---------- SOURCE DATA

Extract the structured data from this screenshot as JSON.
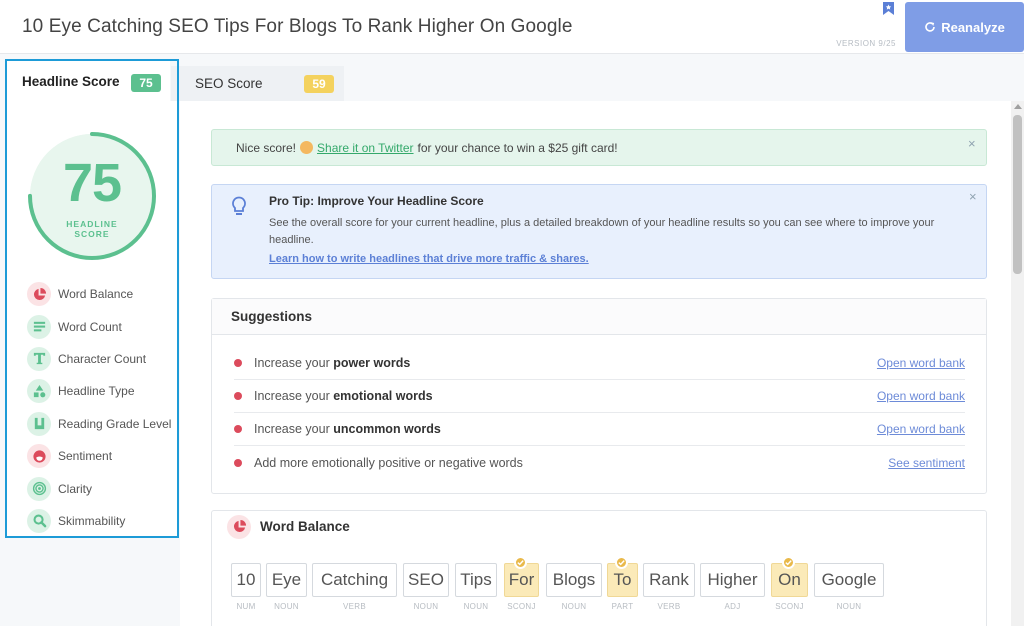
{
  "header": {
    "title": "10 Eye Catching SEO Tips For Blogs To Rank Higher On Google",
    "version": "VERSION 9/25",
    "reanalyze_label": "Reanalyze"
  },
  "tabs": [
    {
      "label": "Headline Score",
      "score": "75",
      "active": true
    },
    {
      "label": "SEO Score",
      "score": "59",
      "active": false
    }
  ],
  "score_ring": {
    "value": "75",
    "caption_line1": "HEADLINE",
    "caption_line2": "SCORE",
    "fraction": 0.75,
    "color": "#5cc08f"
  },
  "metrics": [
    {
      "label": "Word Balance",
      "icon": "pie-chart-icon",
      "status": "red"
    },
    {
      "label": "Word Count",
      "icon": "lines-icon",
      "status": "green"
    },
    {
      "label": "Character Count",
      "icon": "text-t-icon",
      "status": "green"
    },
    {
      "label": "Headline Type",
      "icon": "shapes-icon",
      "status": "green"
    },
    {
      "label": "Reading Grade Level",
      "icon": "book-icon",
      "status": "green"
    },
    {
      "label": "Sentiment",
      "icon": "sad-face-icon",
      "status": "red"
    },
    {
      "label": "Clarity",
      "icon": "target-icon",
      "status": "green"
    },
    {
      "label": "Skimmability",
      "icon": "magnifier-icon",
      "status": "green"
    }
  ],
  "alert": {
    "prefix": "Nice score!",
    "link": "Share it on Twitter",
    "suffix": "for your chance to win a $25 gift card!",
    "close": "×"
  },
  "pro_tip": {
    "title": "Pro Tip: Improve Your Headline Score",
    "text": "See the overall score for your current headline, plus a detailed breakdown of your headline results so you can see where to improve your headline.",
    "link": "Learn how to write headlines that drive more traffic & shares.",
    "close": "×"
  },
  "suggestions": {
    "title": "Suggestions",
    "items": [
      {
        "prefix": "Increase your ",
        "bold": "power words",
        "link": "Open word bank"
      },
      {
        "prefix": "Increase your ",
        "bold": "emotional words",
        "link": "Open word bank"
      },
      {
        "prefix": "Increase your ",
        "bold": "uncommon words",
        "link": "Open word bank"
      },
      {
        "prefix": "Add more emotionally positive or negative words",
        "bold": "",
        "link": "See sentiment"
      }
    ]
  },
  "word_balance": {
    "title": "Word Balance",
    "words": [
      {
        "word": "10",
        "pos": "NUM",
        "highlight": false
      },
      {
        "word": "Eye",
        "pos": "NOUN",
        "highlight": false
      },
      {
        "word": "Catching",
        "pos": "VERB",
        "highlight": false
      },
      {
        "word": "SEO",
        "pos": "NOUN",
        "highlight": false
      },
      {
        "word": "Tips",
        "pos": "NOUN",
        "highlight": false
      },
      {
        "word": "For",
        "pos": "SCONJ",
        "highlight": true
      },
      {
        "word": "Blogs",
        "pos": "NOUN",
        "highlight": false
      },
      {
        "word": "To",
        "pos": "PART",
        "highlight": true
      },
      {
        "word": "Rank",
        "pos": "VERB",
        "highlight": false
      },
      {
        "word": "Higher",
        "pos": "ADJ",
        "highlight": false
      },
      {
        "word": "On",
        "pos": "SCONJ",
        "highlight": true
      },
      {
        "word": "Google",
        "pos": "NOUN",
        "highlight": false
      }
    ]
  },
  "colors": {
    "green": "#5cc08f",
    "yellow": "#f4d25e",
    "red": "#dc4b5c",
    "blue_button": "#7f9de6",
    "highlight_border": "#1d9bd7"
  }
}
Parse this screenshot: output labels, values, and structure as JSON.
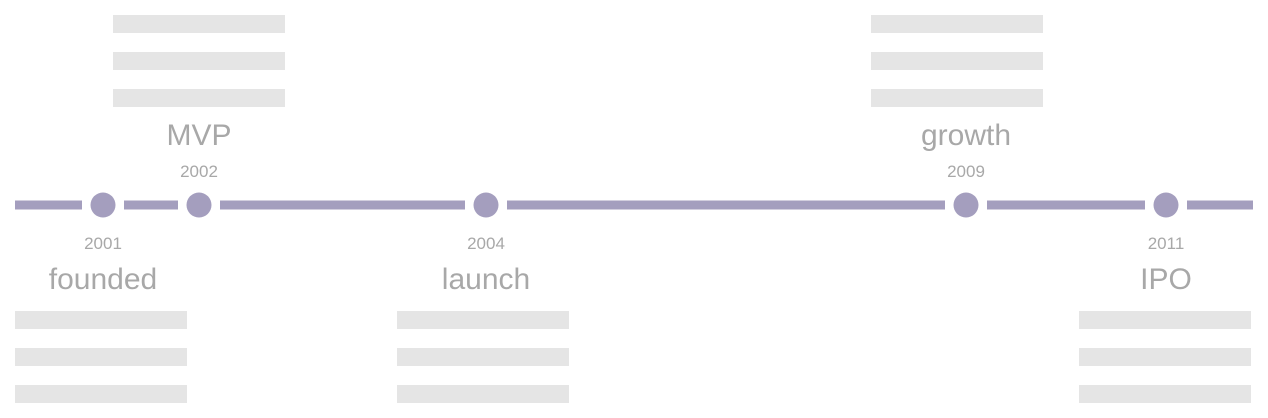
{
  "timeline": {
    "colors": {
      "axis": "#a49ebe",
      "marker": "#a49ebe",
      "text": "#a8a8a8",
      "placeholder": "#e5e5e5"
    },
    "events": [
      {
        "year": "2001",
        "label": "founded",
        "side": "below"
      },
      {
        "year": "2002",
        "label": "MVP",
        "side": "above"
      },
      {
        "year": "2004",
        "label": "launch",
        "side": "below"
      },
      {
        "year": "2009",
        "label": "growth",
        "side": "above"
      },
      {
        "year": "2011",
        "label": "IPO",
        "side": "below"
      }
    ]
  }
}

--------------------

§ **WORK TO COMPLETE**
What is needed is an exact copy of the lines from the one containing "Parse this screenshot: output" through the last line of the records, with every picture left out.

§ **ANSWER TO THE PROBLEM**
Parse this screenshot: output labels, values, and structure as JSON.
{
  "timeline": {
    "colors": {
      "axis": "#a49ebe",
      "marker": "#a49ebe",
      "text": "#a8a8a8",
      "placeholder": "#e5e5e5"
    },
    "events": [
      {
        "year": "2001",
        "label": "founded",
        "side": "below"
      },
      {
        "year": "2002",
        "label": "MVP",
        "side": "above"
      },
      {
        "year": "2004",
        "label": "launch",
        "side": "below"
      },
      {
        "year": "2009",
        "label": "growth",
        "side": "above"
      },
      {
        "year": "2011",
        "label": "IPO",
        "side": "below"
      }
    ]
  }
}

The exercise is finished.